> _THE INPUT_:

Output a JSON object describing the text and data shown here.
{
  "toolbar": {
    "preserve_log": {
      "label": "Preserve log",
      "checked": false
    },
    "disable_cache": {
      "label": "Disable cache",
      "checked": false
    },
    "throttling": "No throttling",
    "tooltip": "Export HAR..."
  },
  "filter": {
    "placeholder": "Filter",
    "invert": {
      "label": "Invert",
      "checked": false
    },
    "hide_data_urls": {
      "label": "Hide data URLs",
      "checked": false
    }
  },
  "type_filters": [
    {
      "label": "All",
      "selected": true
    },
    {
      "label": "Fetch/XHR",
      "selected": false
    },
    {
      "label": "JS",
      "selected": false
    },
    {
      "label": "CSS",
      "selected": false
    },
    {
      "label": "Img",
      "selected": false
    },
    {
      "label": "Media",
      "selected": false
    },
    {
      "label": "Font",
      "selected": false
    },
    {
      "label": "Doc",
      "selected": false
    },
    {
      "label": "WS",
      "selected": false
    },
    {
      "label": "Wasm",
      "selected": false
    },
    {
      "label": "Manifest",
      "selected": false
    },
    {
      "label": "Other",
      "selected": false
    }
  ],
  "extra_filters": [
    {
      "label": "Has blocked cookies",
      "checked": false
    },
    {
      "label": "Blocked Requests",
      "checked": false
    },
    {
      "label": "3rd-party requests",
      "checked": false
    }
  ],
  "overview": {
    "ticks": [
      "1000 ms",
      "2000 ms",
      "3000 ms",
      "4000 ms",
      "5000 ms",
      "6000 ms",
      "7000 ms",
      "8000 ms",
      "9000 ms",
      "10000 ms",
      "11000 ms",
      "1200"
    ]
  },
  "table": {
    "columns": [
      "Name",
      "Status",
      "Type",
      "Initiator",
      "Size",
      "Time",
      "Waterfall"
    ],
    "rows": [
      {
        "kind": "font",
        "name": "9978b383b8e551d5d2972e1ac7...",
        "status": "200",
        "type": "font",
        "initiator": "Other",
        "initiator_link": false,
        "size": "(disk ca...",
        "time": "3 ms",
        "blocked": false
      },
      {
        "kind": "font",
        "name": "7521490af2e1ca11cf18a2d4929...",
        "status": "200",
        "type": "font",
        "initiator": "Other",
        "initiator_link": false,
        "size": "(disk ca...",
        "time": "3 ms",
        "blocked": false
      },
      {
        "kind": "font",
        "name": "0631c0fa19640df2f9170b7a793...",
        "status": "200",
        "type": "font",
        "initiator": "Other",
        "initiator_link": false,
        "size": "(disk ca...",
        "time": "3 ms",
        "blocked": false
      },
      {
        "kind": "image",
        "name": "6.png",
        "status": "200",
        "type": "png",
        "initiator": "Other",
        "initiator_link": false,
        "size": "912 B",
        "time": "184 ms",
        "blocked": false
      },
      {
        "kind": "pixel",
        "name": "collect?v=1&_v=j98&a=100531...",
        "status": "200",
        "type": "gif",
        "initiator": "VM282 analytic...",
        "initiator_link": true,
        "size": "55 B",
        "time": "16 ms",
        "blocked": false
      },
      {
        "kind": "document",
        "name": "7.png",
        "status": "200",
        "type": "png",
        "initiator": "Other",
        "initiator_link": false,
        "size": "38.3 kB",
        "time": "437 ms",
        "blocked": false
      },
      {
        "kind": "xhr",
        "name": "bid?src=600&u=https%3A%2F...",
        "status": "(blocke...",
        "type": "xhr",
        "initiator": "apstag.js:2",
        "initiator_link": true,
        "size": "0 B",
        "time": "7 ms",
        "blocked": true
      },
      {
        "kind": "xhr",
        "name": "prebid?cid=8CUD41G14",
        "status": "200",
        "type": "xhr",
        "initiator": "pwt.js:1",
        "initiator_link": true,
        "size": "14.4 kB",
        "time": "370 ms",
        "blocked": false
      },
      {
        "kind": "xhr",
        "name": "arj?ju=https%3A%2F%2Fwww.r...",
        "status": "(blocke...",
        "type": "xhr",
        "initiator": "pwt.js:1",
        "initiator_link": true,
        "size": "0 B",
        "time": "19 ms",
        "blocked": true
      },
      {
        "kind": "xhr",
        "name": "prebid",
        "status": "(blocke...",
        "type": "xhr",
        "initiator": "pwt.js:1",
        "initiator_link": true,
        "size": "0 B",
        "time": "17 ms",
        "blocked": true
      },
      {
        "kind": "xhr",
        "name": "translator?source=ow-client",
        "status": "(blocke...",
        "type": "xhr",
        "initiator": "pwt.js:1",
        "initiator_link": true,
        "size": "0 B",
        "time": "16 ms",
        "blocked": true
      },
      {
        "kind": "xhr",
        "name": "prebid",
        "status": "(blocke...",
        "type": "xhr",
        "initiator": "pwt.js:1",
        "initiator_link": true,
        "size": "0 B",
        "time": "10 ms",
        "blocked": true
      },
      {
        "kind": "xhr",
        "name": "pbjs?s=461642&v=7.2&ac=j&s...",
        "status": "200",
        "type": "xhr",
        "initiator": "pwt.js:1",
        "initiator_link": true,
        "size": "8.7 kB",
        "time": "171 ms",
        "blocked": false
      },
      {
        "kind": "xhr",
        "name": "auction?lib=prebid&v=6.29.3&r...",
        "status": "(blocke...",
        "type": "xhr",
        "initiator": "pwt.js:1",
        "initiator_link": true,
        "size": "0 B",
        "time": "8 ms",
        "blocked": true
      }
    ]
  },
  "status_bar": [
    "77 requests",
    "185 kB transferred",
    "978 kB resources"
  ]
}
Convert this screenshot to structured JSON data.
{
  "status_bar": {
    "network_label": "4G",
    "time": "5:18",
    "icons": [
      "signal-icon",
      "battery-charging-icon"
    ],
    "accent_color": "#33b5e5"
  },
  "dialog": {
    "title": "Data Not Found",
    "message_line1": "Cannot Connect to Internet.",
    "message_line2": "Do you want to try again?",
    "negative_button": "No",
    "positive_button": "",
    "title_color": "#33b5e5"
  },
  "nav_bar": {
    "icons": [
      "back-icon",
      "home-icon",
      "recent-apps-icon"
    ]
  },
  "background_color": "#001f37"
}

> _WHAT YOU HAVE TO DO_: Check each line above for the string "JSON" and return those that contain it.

> _OUTPUT OF THE TASK_:
Output a JSON object describing the text and data shown here.
Convert this screenshot to structured JSON data.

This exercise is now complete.